··· Material for the task

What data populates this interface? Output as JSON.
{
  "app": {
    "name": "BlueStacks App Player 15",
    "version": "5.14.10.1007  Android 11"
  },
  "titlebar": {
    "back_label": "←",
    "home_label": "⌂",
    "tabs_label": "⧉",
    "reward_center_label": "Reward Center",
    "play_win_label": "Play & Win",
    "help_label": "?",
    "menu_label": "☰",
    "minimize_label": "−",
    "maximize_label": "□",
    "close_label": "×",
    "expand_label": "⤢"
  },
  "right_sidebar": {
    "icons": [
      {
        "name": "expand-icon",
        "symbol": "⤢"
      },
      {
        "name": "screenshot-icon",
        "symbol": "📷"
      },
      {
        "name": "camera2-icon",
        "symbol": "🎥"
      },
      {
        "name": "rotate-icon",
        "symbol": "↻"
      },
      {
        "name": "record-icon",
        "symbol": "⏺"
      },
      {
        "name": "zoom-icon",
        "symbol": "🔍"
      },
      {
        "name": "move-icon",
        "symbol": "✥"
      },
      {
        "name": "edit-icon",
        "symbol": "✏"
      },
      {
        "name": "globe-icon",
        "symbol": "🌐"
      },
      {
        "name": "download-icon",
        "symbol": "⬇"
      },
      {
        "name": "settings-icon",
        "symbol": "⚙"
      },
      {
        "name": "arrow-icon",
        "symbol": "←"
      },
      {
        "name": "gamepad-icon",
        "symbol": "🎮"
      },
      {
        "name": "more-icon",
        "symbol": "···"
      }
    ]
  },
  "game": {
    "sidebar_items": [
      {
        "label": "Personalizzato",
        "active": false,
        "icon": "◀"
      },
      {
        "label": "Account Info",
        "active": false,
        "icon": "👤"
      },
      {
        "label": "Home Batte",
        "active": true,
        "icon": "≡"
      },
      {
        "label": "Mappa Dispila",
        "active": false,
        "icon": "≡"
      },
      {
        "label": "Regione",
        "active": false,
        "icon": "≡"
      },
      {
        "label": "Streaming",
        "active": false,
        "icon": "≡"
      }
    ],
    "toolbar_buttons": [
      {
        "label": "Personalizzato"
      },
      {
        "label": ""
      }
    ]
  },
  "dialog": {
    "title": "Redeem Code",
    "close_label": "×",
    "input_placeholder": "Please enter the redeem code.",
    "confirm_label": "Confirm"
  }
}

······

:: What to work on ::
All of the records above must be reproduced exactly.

:: Answer box ::
What data populates this interface? Output as JSON.
{
  "app": {
    "name": "BlueStacks App Player 15",
    "version": "5.14.10.1007  Android 11"
  },
  "titlebar": {
    "back_label": "←",
    "home_label": "⌂",
    "tabs_label": "⧉",
    "reward_center_label": "Reward Center",
    "play_win_label": "Play & Win",
    "help_label": "?",
    "menu_label": "☰",
    "minimize_label": "−",
    "maximize_label": "□",
    "close_label": "×",
    "expand_label": "⤢"
  },
  "right_sidebar": {
    "icons": [
      {
        "name": "expand-icon",
        "symbol": "⤢"
      },
      {
        "name": "screenshot-icon",
        "symbol": "📷"
      },
      {
        "name": "camera2-icon",
        "symbol": "🎥"
      },
      {
        "name": "rotate-icon",
        "symbol": "↻"
      },
      {
        "name": "record-icon",
        "symbol": "⏺"
      },
      {
        "name": "zoom-icon",
        "symbol": "🔍"
      },
      {
        "name": "move-icon",
        "symbol": "✥"
      },
      {
        "name": "edit-icon",
        "symbol": "✏"
      },
      {
        "name": "globe-icon",
        "symbol": "🌐"
      },
      {
        "name": "download-icon",
        "symbol": "⬇"
      },
      {
        "name": "settings-icon",
        "symbol": "⚙"
      },
      {
        "name": "arrow-icon",
        "symbol": "←"
      },
      {
        "name": "gamepad-icon",
        "symbol": "🎮"
      },
      {
        "name": "more-icon",
        "symbol": "···"
      }
    ]
  },
  "game": {
    "sidebar_items": [
      {
        "label": "Personalizzato",
        "active": false,
        "icon": "◀"
      },
      {
        "label": "Account Info",
        "active": false,
        "icon": "👤"
      },
      {
        "label": "Home Batte",
        "active": true,
        "icon": "≡"
      },
      {
        "label": "Mappa Dispila",
        "active": false,
        "icon": "≡"
      },
      {
        "label": "Regione",
        "active": false,
        "icon": "≡"
      },
      {
        "label": "Streaming",
        "active": false,
        "icon": "≡"
      }
    ],
    "toolbar_buttons": [
      {
        "label": "Personalizzato"
      },
      {
        "label": ""
      }
    ]
  },
  "dialog": {
    "title": "Redeem Code",
    "close_label": "×",
    "input_placeholder": "Please enter the redeem code.",
    "confirm_label": "Confirm"
  }
}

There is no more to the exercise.